Practical training programs based on micro-credentials offer a “third way” forward in post-secondary education beyond universities and colleges. Darian Kovacs, the Indigenous founder of BC-based Jelly Digital Marketing & PR and Jelly Academy, describes how these programs can deliver a more diverse and dynamic talent pool.
Every post-secondary institution carries a stigma.
Many believe that university prioritizes theory and neglects specialities and job-ready skills. Another common critique is that if you’re not attending to become a doctor or lawyer, you’re taking on debt for a four-year degree only to graduate with general knowledge.
College suffers from a misconception of being “less” than university. It’s “easier to get into.” You don’t need to take academic courses in high school to apply to college. And it’s where our “future hairdressers and firefighters go.”
The third post-secondary option that suffers from a stigma is micro-credentialing. You might be surprised that this option is even being considered here as it’s not as popular as traditional routes, which is exactly the point.
The benefits of micro-credentialing
Up until the last couple of years, micro-credentialing has received minimal federal or provincial support. The benefits of upskilling and reskilling institutions remained unrecognized. And students continued to apply to colleges and universities because those were the two options they knew. But just like the false narrative that university is meant for doctors and lawyers and college is easy, micro-credentialing isn’t an option to glance over.
Canada is suffering from a critical skills gap. More than half (56.1%) of businesses reported having employees who weren’t fully proficient in the ability to perform their job at their required level, according to the Survey of Employers on Workers’ Skills 2021. And of those participants, more than half (57.5%) reported that the in-demand skills were technical, practical or job-specific, and problem-solving.
There is an increasing need for education and training providers to put effort towards future-ready training and education. And micro-credentialing is the poster child of offering job-ready skills. Upskilling institutions are actively fighting to diversify the nation’s talent pool—and many of these are also non-profits, fighting for funding to stay afloat. If micro-credentialing continues to get put on the back burner, Canada’s skills gap will only widen.

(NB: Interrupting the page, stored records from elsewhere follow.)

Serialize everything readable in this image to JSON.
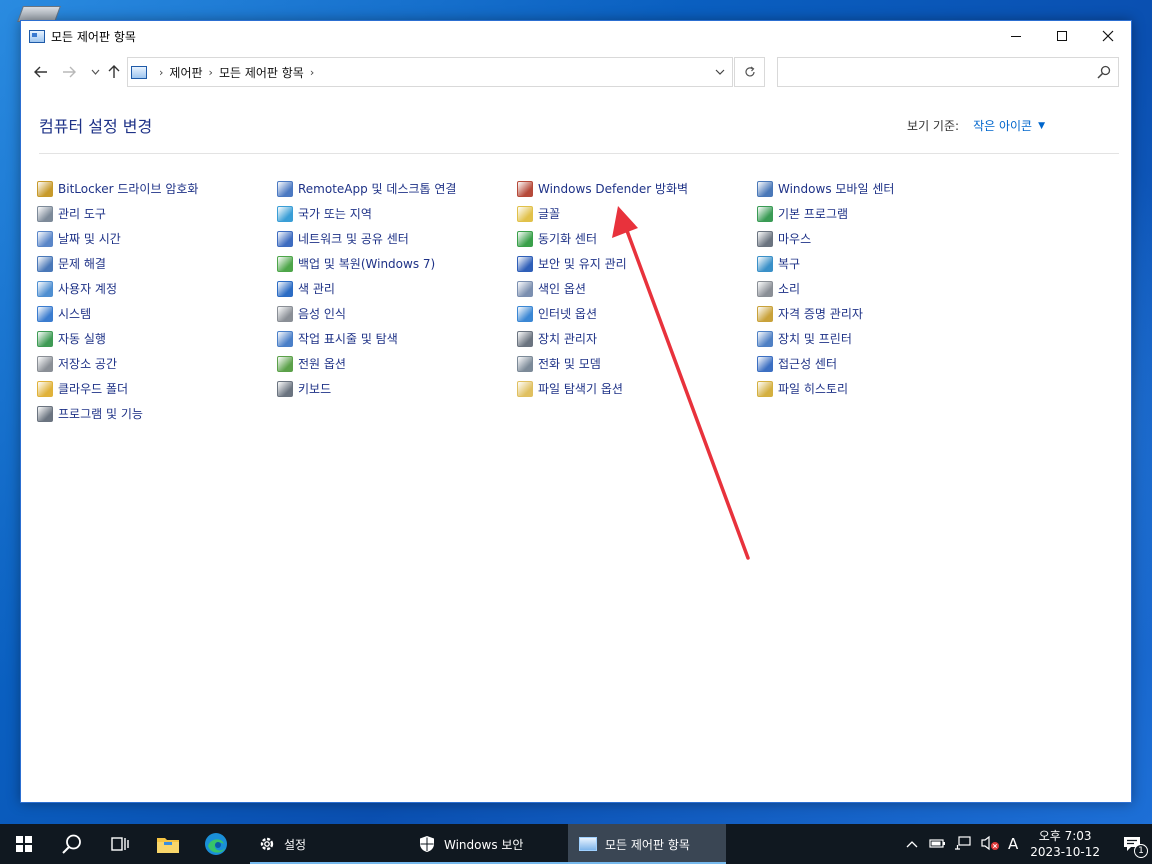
{
  "window": {
    "title": "모든 제어판 항목"
  },
  "address": {
    "crumbs": [
      "제어판",
      "모든 제어판 항목"
    ],
    "search_placeholder": ""
  },
  "header": {
    "title": "컴퓨터 설정 변경",
    "view_by_label": "보기 기준:",
    "view_by_value": "작은 아이콘"
  },
  "items": {
    "col1": [
      "BitLocker 드라이브 암호화",
      "관리 도구",
      "날짜 및 시간",
      "문제 해결",
      "사용자 계정",
      "시스템",
      "자동 실행",
      "저장소 공간",
      "클라우드 폴더",
      "프로그램 및 기능"
    ],
    "col2": [
      "RemoteApp 및 데스크톱 연결",
      "국가 또는 지역",
      "네트워크 및 공유 센터",
      "백업 및 복원(Windows 7)",
      "색 관리",
      "음성 인식",
      "작업 표시줄 및 탐색",
      "전원 옵션",
      "키보드"
    ],
    "col3": [
      "Windows Defender 방화벽",
      "글꼴",
      "동기화 센터",
      "보안 및 유지 관리",
      "색인 옵션",
      "인터넷 옵션",
      "장치 관리자",
      "전화 및 모뎀",
      "파일 탐색기 옵션"
    ],
    "col4": [
      "Windows 모바일 센터",
      "기본 프로그램",
      "마우스",
      "복구",
      "소리",
      "자격 증명 관리자",
      "장치 및 프린터",
      "접근성 센터",
      "파일 히스토리"
    ]
  },
  "icons": {
    "col1": [
      "lock-key-icon",
      "gear-tools-icon",
      "clock-icon",
      "troubleshoot-icon",
      "users-icon",
      "monitor-icon",
      "autoplay-icon",
      "storage-icon",
      "folder-cloud-icon",
      "programs-icon"
    ],
    "col2": [
      "remote-desktop-icon",
      "globe-icon",
      "network-icon",
      "backup-icon",
      "color-icon",
      "microphone-icon",
      "taskbar-icon",
      "power-icon",
      "keyboard-icon"
    ],
    "col3": [
      "firewall-icon",
      "font-icon",
      "sync-icon",
      "flag-icon",
      "index-icon",
      "internet-icon",
      "device-manager-icon",
      "phone-modem-icon",
      "folder-options-icon"
    ],
    "col4": [
      "mobility-icon",
      "default-programs-icon",
      "mouse-icon",
      "recovery-icon",
      "speaker-icon",
      "credential-icon",
      "printer-icon",
      "ease-of-access-icon",
      "file-history-icon"
    ]
  },
  "taskbar": {
    "apps": [
      {
        "label": "설정"
      },
      {
        "label": "Windows 보안"
      },
      {
        "label": "모든 제어판 항목"
      }
    ],
    "ime": "A",
    "time": "오후 7:03",
    "date": "2023-10-12",
    "notification_count": "1"
  },
  "colors": {
    "link": "#1e3287",
    "accent": "#0066cc",
    "arrow": "#e8323c",
    "taskbar": "#101820"
  }
}
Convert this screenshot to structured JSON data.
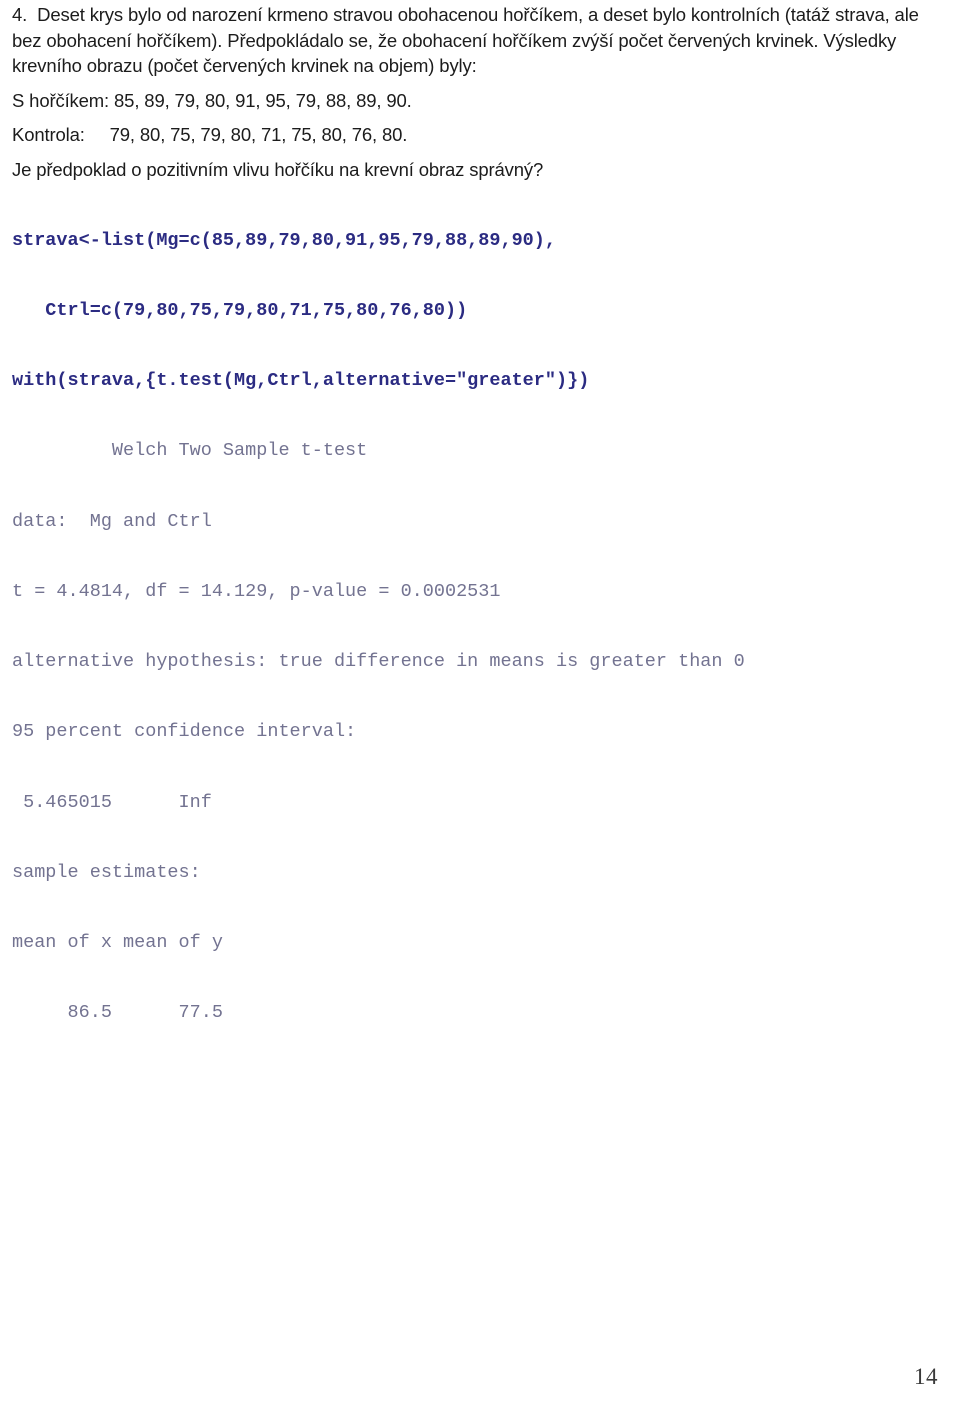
{
  "document": {
    "page_number": "14",
    "colors": {
      "body_text": "#1c1c1c",
      "source_code": "#2b2b82",
      "console_output": "#737391",
      "background": "#ffffff"
    }
  },
  "task": {
    "number": "4.",
    "paragraph": "Deset krys bylo od narození krmeno stravou obohacenou hořčíkem, a deset bylo kontrolních (tatáž strava, ale bez obohacení hořčíkem). Předpokládalo se, že obohacení hořčíkem zvýší počet červených krvinek. Výsledky krevního obrazu (počet červených krvinek na objem) byly:",
    "group_mg_label": "S hořčíkem:",
    "group_mg_values": "85, 89, 79, 80, 91, 95, 79, 88, 89, 90.",
    "group_ctrl_label": "Kontrola:",
    "group_ctrl_values": "79, 80, 75, 79, 80, 71, 75, 80, 76, 80.",
    "question": "Je předpoklad o pozitivním vlivu hořčíku na krevní obraz správný?"
  },
  "console": {
    "source_lines": [
      "strava<-list(Mg=c(85,89,79,80,91,95,79,88,89,90),",
      "   Ctrl=c(79,80,75,79,80,71,75,80,76,80))",
      "with(strava,{t.test(Mg,Ctrl,alternative=\"greater\")})"
    ],
    "output_lines": [
      "         Welch Two Sample t-test",
      "data:  Mg and Ctrl",
      "t = 4.4814, df = 14.129, p-value = 0.0002531",
      "alternative hypothesis: true difference in means is greater than 0",
      "95 percent confidence interval:",
      " 5.465015      Inf",
      "sample estimates:",
      "mean of x mean of y",
      "     86.5      77.5"
    ]
  },
  "statistics": {
    "t": "4.4814",
    "df": "14.129",
    "p_value": "0.0002531",
    "confidence_level": "95 percent",
    "ci_lower": "5.465015",
    "ci_upper": "Inf",
    "mean_of_x": "86.5",
    "mean_of_y": "77.5",
    "test_name": "Welch Two Sample t-test",
    "alternative": "true difference in means is greater than 0"
  }
}
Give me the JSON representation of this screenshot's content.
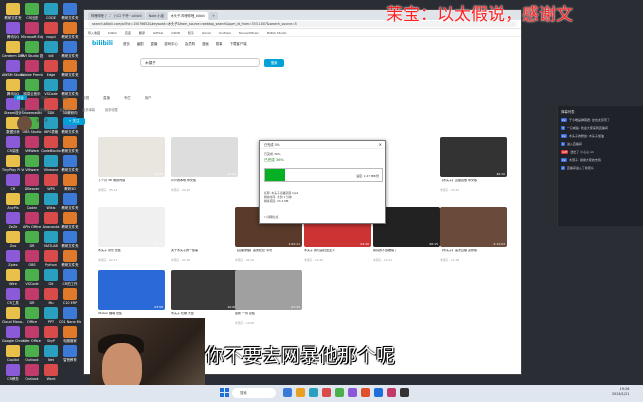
{
  "banner": {
    "text": "茉宝：以太假说，感谢文"
  },
  "subtitle": {
    "text": "你不要去网暴他那个呢"
  },
  "desktop": {
    "icons": [
      {
        "label": "教研文件夹"
      },
      {
        "label": "CR社团"
      },
      {
        "label": "CODE"
      },
      {
        "label": "教研文件夹"
      },
      {
        "label": "腾讯QQ"
      },
      {
        "label": "Microsoft Edge"
      },
      {
        "label": "nogui"
      },
      {
        "label": "教研文件夹"
      },
      {
        "label": "Centerm DPN"
      },
      {
        "label": "DVI Studio 投屏"
      },
      {
        "label": "bili"
      },
      {
        "label": "教研文件夹"
      },
      {
        "label": "AWSM Studio"
      },
      {
        "label": "Adobe Premiere"
      },
      {
        "label": "Edge"
      },
      {
        "label": "教研文件夹"
      },
      {
        "label": "腾讯QQ"
      },
      {
        "label": "网易云音乐"
      },
      {
        "label": "VSCode"
      },
      {
        "label": "教研文件夹"
      },
      {
        "label": "Steam设计"
      },
      {
        "label": "Snowmastic"
      },
      {
        "label": "SDK"
      },
      {
        "label": "3D教研内"
      },
      {
        "label": "数据分析"
      },
      {
        "label": "OBS Studio"
      },
      {
        "label": "WPS表格"
      },
      {
        "label": "教研文件夹"
      },
      {
        "label": "CR讲座"
      },
      {
        "label": "VMWare"
      },
      {
        "label": "CodeBlocks"
      },
      {
        "label": "教研文件夹"
      },
      {
        "label": "TinyPlay Pi Vertex"
      },
      {
        "label": "VMware"
      },
      {
        "label": "Vliveone"
      },
      {
        "label": "教研文件夹"
      },
      {
        "label": "CR"
      },
      {
        "label": "DBeaver"
      },
      {
        "label": "WPS"
      },
      {
        "label": "教研3D"
      },
      {
        "label": "AnyPls"
      },
      {
        "label": "Codec"
      },
      {
        "label": "Wikis"
      },
      {
        "label": "教研文件夹"
      },
      {
        "label": "ZeZe"
      },
      {
        "label": "APIs Office"
      },
      {
        "label": "Anaconda"
      },
      {
        "label": "教研文件夹"
      },
      {
        "label": "Zuo"
      },
      {
        "label": "DR"
      },
      {
        "label": "MATLAB"
      },
      {
        "label": "教研文件夹"
      },
      {
        "label": "Zplex"
      },
      {
        "label": "OBS"
      },
      {
        "label": "Python"
      },
      {
        "label": "教研文件夹"
      },
      {
        "label": "Wire"
      },
      {
        "label": "VSCode"
      },
      {
        "label": "Git"
      },
      {
        "label": "CR的工作"
      },
      {
        "label": "CR工具"
      },
      {
        "label": "DR"
      },
      {
        "label": "Mu"
      },
      {
        "label": "C10 ERP"
      },
      {
        "label": "Cloud Mana..."
      },
      {
        "label": "Office"
      },
      {
        "label": "PPT"
      },
      {
        "label": "C01 Nana Moon"
      },
      {
        "label": "Google Chrome"
      },
      {
        "label": "Wer Office"
      },
      {
        "label": "SkyP"
      },
      {
        "label": "电脑管家"
      },
      {
        "label": "Copilot"
      },
      {
        "label": "Outlook"
      },
      {
        "label": "Net"
      },
      {
        "label": "智慧教育"
      },
      {
        "label": "CR教务"
      },
      {
        "label": "Outlook"
      },
      {
        "label": "Word"
      }
    ]
  },
  "browser": {
    "tabs": [
      {
        "label": "哔哩哔哩 (゜-゜)つロ 干杯~-bilibili"
      },
      {
        "label": "Note 小组"
      },
      {
        "label": "木头子-哔哩哔哩_bilibili"
      },
      {
        "label": "+"
      }
    ],
    "url": "search.bilibili.com/all?vt=15076652&keyword=木头子&from_source=webtop_search&spm_id_from=333.1007&search_source=5",
    "bookmarks": [
      "导入收藏",
      "bilibili",
      "百度",
      "翻译",
      "GitHub",
      "CSDN",
      "知乎",
      "Gmail",
      "YouTube",
      "TencentMusic",
      "Bilibili Studio"
    ],
    "nav": [
      "首页",
      "番剧",
      "直播",
      "游戏中心",
      "会员购",
      "漫画",
      "赛事",
      "下载客户端"
    ],
    "logo": "bilibili",
    "search_value": "木頭子",
    "search_button": "搜索",
    "filters": [
      "综合",
      "视频",
      "番剧",
      "影视",
      "直播",
      "专栏",
      "用户"
    ],
    "active_filter": "综合",
    "subfilters": [
      "综合排序",
      "最多播放",
      "最新发布",
      "最多弹幕",
      "最多收藏"
    ],
    "up_name": "木頭子",
    "follow_label": "+ 关注",
    "videos": [
      {
        "title": "下个月 3D 教研内容",
        "meta": "木頭子 · 05-12",
        "duration": "03:41"
      },
      {
        "title": "卢卢的本地 中文版",
        "meta": "木頭子 · 04-10",
        "duration": "12:20"
      },
      {
        "title": "【木头子】直播回放 中文版",
        "meta": "木頭子 · 03-22",
        "duration": "40:10"
      },
      {
        "title": "木头子 音乐 合集",
        "meta": "木頭子 · 02-17",
        "duration": "05:02"
      },
      {
        "title": "关于木头子的一些事",
        "meta": "木頭子 · 01-30",
        "duration": "08:44"
      },
      {
        "title": "【直播录播】首秀纪念 专访",
        "meta": "木頭子 · 01-02",
        "duration": "1:02:11"
      },
      {
        "title": "木头子 我们是社会主义",
        "meta": "木頭子 · 12-20",
        "duration": "04:30"
      },
      {
        "title": "我真的不会被骗了",
        "meta": "木頭子 · 12-11",
        "duration": "06:15"
      },
      {
        "title": "【木头子】首次直播 完整版",
        "meta": "木頭子 · 11-28",
        "duration": "2:12:03"
      },
      {
        "title": "Vtuber 翻唱 合集",
        "meta": "木頭子 · 11-10",
        "duration": "03:58"
      },
      {
        "title": "木头子 吐槽 大会",
        "meta": "木頭子 · 10-22",
        "duration": "10:06"
      },
      {
        "title": "最新 一周 总结",
        "meta": "木頭子 · 10-05",
        "duration": "07:33"
      }
    ]
  },
  "dialog": {
    "title": "已完成 0%",
    "line1": "已完成 36%",
    "percent_text": "已完成 36%",
    "progress": 0.17,
    "speed": "速度: 1.47 MB/秒",
    "info": [
      "名称: 木头子直播录屏.mp4",
      "剩余时间: 大约 1 分钟",
      "剩余项目: 23.4 MB"
    ],
    "checkbox_label": "简略信息"
  },
  "right_panel": {
    "title": "弹幕列表",
    "messages": [
      {
        "tag": "LV.",
        "text": "于今唯是弹幕君: 这也太厉害了",
        "red": false
      },
      {
        "tag": "3",
        "text": "一只咸鱼: 欢迎大家来到直播间",
        "red": false
      },
      {
        "tag": "LV.",
        "text": "木头子的粉丝: 木头子加油",
        "red": false
      },
      {
        "tag": "1",
        "text": "进入直播间",
        "red": false
      },
      {
        "tag": "Gift",
        "text": "送出了 小心心 x1",
        "red": true
      },
      {
        "tag": "LV.",
        "text": "木頭子: 谢谢大家的支持",
        "red": false
      },
      {
        "tag": "2",
        "text": "直播间进入了新观众",
        "red": false
      }
    ]
  },
  "taskbar": {
    "search_placeholder": "搜索",
    "time": "19:26",
    "date": "2024/1/21"
  }
}
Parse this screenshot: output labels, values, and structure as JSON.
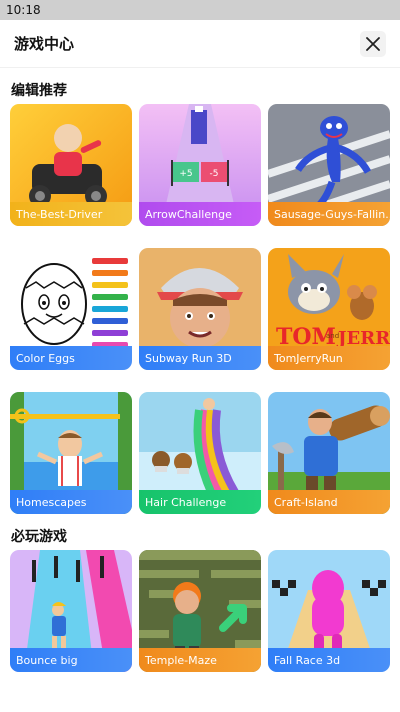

Leading programs in Canada
In light of this, it’s worth discovering a little more about Canada’s leading future-ready educational programs:
- Lighthouse Labs: Tech education company that offers 12-week boot camps for web development and data science, as well as part-time up-skilling courses. All of its programs are online so they are accessible to all, and prepare students for the work-from-home culture that is growing in demand.
- Palette Skills: Upskilling for quick career transitions in all industries. All programs include employer-led projects, 1:1 career coaching, and opportunities to network with companies. The organization offers both hybrid and online learning. The Automation & Digital Agriculture Specialist Program is hybrid while the B2B Sales & Tech Sales Training is a live online format.
- Jelly Academy: Focused on helping students upskill, reskill, and gain the necessary micro-credentials to thrive in the world of digital marketing. Its core course is the Digital Marketing Bootcamp, which covers the fundamentals of Social Media, SEO, Google Ads, Facebook and Instagram Ads, Google Analytics, Public Relations and Email Marketing. The company provides an online or in-person learning environment with both live and self-paced learning.
- PLATO: The eight-month PLATO Software Tester Training program consists of five months of in-class training and a three-month paid internship. Successful graduates are offered a full-time apprentice position with full benefits and paid vacation. Upon completion, they join the team as junior software testers.
- NPower: Offering digital and professional skills training, NPower Canada programs are fully funded and provided at no cost to participants. Classes are accessed via the learning management system Blackboard. Participants are expected to log on Monday to Friday, for a minimum of four hours daily.
So, it’s safe to say that stigmas around university and college are often misinformed. Many successful CEOs went to university and many incredibly intelligent nurses went to college. University isn’t just for lawyers and doctors. College isn’t easy.
As for the stigma that micro-credentialing isn’t as important as university or college, we think the nation’s skills gap speaks for itself. And without action, who knows how much wider this gap will get? The World Economic Forum has forecasted that by 2026, nine out of ten jobs will require digital literacy.
Canada has an impressive roster of future-ready education programs—those who don’t leverage these institutions run the risk of falling behind.
Jelly Digital Marketing & PR is a member of the Institute of Canadian Agencies. Report on Marketing is where leading Canadian agencies showcase their insights, cutting-edge research and client successes. The Report on Marketing provides a valuable source of thought leadership for Canadian marketers to draw inspiration from. Find more articles like this at the Report on Marketing.